It is obvious, however, that it was very soon found that a broad moral concept would not satisfy everybody, and it became necessary to provide something as nearly approaching spiritual expression as is presented in religious worship, but without introducing anything that could become controversial – remember, controversy had been the curse of religious life for the previous 200 years. In Craft Freemasonry, the Bible is referred to as the Volume of the Sacred Law, but the Bible is not read in Lodge; it puzzled me for many years what would be the reason for not doing so. I reached the conclusion that it is out of fear of introducing controversy.

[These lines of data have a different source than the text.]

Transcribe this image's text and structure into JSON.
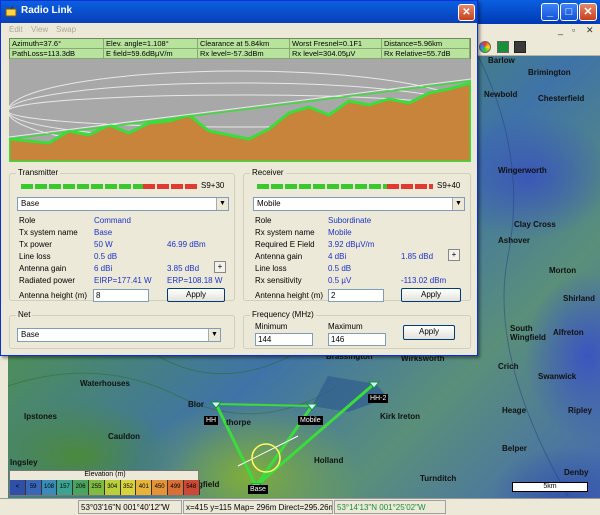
{
  "main_window": {
    "caption_buttons": [
      "_",
      "□",
      "✕"
    ],
    "mdi_buttons": [
      "_",
      "▫",
      "✕"
    ]
  },
  "map": {
    "places": [
      {
        "name": "Barlow"
      },
      {
        "name": "Brimington"
      },
      {
        "name": "Newbold"
      },
      {
        "name": "Chesterfield"
      },
      {
        "name": "Wingerworth"
      },
      {
        "name": "Clay Cross"
      },
      {
        "name": "Ashover"
      },
      {
        "name": "Morton"
      },
      {
        "name": "Shirland"
      },
      {
        "name": "South Wingfield"
      },
      {
        "name": "Alfreton"
      },
      {
        "name": "Crich"
      },
      {
        "name": "Swanwick"
      },
      {
        "name": "Wirksworth"
      },
      {
        "name": "Brassington"
      },
      {
        "name": "Kirk Ireton"
      },
      {
        "name": "Heage"
      },
      {
        "name": "Ripley"
      },
      {
        "name": "Belper"
      },
      {
        "name": "Turnditch"
      },
      {
        "name": "Denby"
      },
      {
        "name": "Holland"
      },
      {
        "name": "Waterhouses"
      },
      {
        "name": "Ipstones"
      },
      {
        "name": "Cauldon"
      },
      {
        "name": "Ingsley"
      },
      {
        "name": "Blor"
      },
      {
        "name": "thorpe"
      },
      {
        "name": "gfield"
      }
    ],
    "units": [
      "HH",
      "Mobile",
      "HH-2",
      "Base"
    ],
    "legend": {
      "title": "Elevation (m)",
      "values": [
        "<",
        "59",
        "108",
        "157",
        "206",
        "255",
        "304",
        "352",
        "401",
        "450",
        "499",
        "548"
      ],
      "colors": [
        "#2f4fa8",
        "#3a66b8",
        "#3b8bb8",
        "#3da391",
        "#4aa460",
        "#7fba43",
        "#b9cf3c",
        "#d8d23c",
        "#e6b43a",
        "#e39338",
        "#d86f36",
        "#c94a35"
      ]
    },
    "scale_label": "5km"
  },
  "statusbar": {
    "coords": "53°03'16\"N  001°40'12\"W",
    "pixel": "x=415 y=115  Map= 296m  Direct=295.26m  SI",
    "coords2": "53°14'13\"N  001°25'02\"W"
  },
  "dialog": {
    "title": "Radio Link",
    "menu": [
      "Edit",
      "View",
      "Swap"
    ],
    "info": {
      "azimuth": "Azimuth=37.6°",
      "elev_angle": "Elev. angle=1.108°",
      "clearance": "Clearance at 5.84km",
      "worst_fresnel": "Worst Fresnel=0.1F1",
      "distance": "Distance=5.96km",
      "pathloss": "PathLoss=113.3dB",
      "efield": "E field=59.6dBµV/m",
      "rx_level": "Rx level=-57.3dBm",
      "rx_level_uv": "Rx level=304.05µV",
      "rx_relative": "Rx Relative=55.7dB"
    },
    "transmitter": {
      "title": "Transmitter",
      "meter_value": "S9+30",
      "unit": "Base",
      "rows": [
        {
          "label": "Role",
          "value": "Command",
          "extra": ""
        },
        {
          "label": "Tx system name",
          "value": "Base",
          "extra": ""
        },
        {
          "label": "Tx power",
          "value": "50 W",
          "extra": "46.99 dBm"
        },
        {
          "label": "Line loss",
          "value": "0.5 dB",
          "extra": ""
        },
        {
          "label": "Antenna gain",
          "value": "6 dBi",
          "extra": "3.85 dBd"
        },
        {
          "label": "Radiated power",
          "value": "EIRP=177.41 W",
          "extra": "ERP=108.18 W"
        }
      ],
      "plus_label": "+",
      "antenna_height_label": "Antenna height (m)",
      "antenna_height": "8",
      "apply_label": "Apply"
    },
    "receiver": {
      "title": "Receiver",
      "meter_value": "S9+40",
      "unit": "Mobile",
      "rows": [
        {
          "label": "Role",
          "value": "Subordinate",
          "extra": ""
        },
        {
          "label": "Rx system name",
          "value": "Mobile",
          "extra": ""
        },
        {
          "label": "Required E Field",
          "value": "3.92 dBµV/m",
          "extra": ""
        },
        {
          "label": "Antenna gain",
          "value": "4 dBi",
          "extra": "1.85 dBd"
        },
        {
          "label": "Line loss",
          "value": "0.5 dB",
          "extra": ""
        },
        {
          "label": "Rx sensitivity",
          "value": "0.5 µV",
          "extra": "-113.02 dBm"
        }
      ],
      "plus_label": "+",
      "antenna_height_label": "Antenna height (m)",
      "antenna_height": "2",
      "apply_label": "Apply"
    },
    "net": {
      "title": "Net",
      "value": "Base"
    },
    "frequency": {
      "title": "Frequency (MHz)",
      "minimum_label": "Minimum",
      "maximum_label": "Maximum",
      "minimum": "144",
      "maximum": "146",
      "apply_label": "Apply"
    }
  }
}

The compilers of the Ritual took every care to avoid anything that could be connected with religious opinions. There is that allusion in the Lecture on the First Degree Tracing Board, to SCRIPTURE: “In scripture called Jacob’s ladder” – most interesting. You will notice that Jacob’s Ladder is spoken of as “in Scripture” and not “in the V.of the S.L.”, although the two are one and the same thing. As soon as we pass from the craft degree to other degrees of Masonry, we find a different attitude; in almost all – some part of the Scripture is read, and it is obvious that many of the Ceremonies of the Order concerned are built around these passages of Scripture, which are read.

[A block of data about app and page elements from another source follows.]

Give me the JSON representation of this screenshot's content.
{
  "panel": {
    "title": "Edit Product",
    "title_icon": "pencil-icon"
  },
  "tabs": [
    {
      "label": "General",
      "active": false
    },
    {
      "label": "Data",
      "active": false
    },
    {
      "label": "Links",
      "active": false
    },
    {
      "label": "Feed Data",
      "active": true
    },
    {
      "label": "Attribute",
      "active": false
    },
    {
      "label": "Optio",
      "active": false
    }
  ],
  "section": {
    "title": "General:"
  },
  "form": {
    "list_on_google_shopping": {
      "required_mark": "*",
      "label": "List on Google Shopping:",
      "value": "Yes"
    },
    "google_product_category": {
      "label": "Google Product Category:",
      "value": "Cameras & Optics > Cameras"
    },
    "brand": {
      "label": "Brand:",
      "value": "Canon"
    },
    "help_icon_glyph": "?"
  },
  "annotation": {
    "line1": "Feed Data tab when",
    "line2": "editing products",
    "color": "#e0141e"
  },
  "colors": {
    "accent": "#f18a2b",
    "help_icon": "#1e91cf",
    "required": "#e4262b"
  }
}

This is particularly true of the Royal Arch, and I can safely say that there is nothing to be found in the whole structure of Universal Freemasonry, so near to religious expression as the ceremonies of the Royal Arch. In the course of the ceremony several passages of Scripture are read, with special emphasis on the idea of the search for wisdom; not as a means of understanding the material world but the mystical world; the background of the Universe, the inspiration given by the Deity we serve.
A companion of the Royal Arch is admitted into the mystical body of elders and is constituted a Prince and a Ruler. No sensible person will think for a moment that admission into a Masonic Order makes him a Prince and a Ruler in the sense in which those terms are used in our ordinary political and social structures of society. Therefore, the implication must be that he has been introduced into a world of another kind, at a different level that has to do with his mind and soul, not with material values.
On the Jewel of the Order are the words “Nil nisi clavis de est” – nothing but a key is needed – which, if properly understood, means, “everything is here, all you need is the right key to obtain access to it”.
One must not expect, however, to find in this Degree something magical that will provide without any further mental effort the solution of all the problems in life. The great object of the degree is to point the way to true wisdom.
The Royal Arch, definitely enable us to see – in the spiritual sense – the right direction that leads to superior understanding.
A properly constituted organization of Royal Arch Masons is called a Chapter; I think this term must have been adopted because of its use in connection with organizations within the Church, and that it implies concentration on mystical and spiritual things rather than upon practical work as implied by the use of the word Lodge.
I would like to conclude with the statement that, in my opinion, the Mason who is not a Royal Arch Mason, lacks something of very great value in so far as a clear understanding of Freemasonry is concerned .
The above paper was presented By Rt. Wor. Bro. J Haffner, PAGM. Past Librarian Grand Lodge of NSW & ACT (Australia)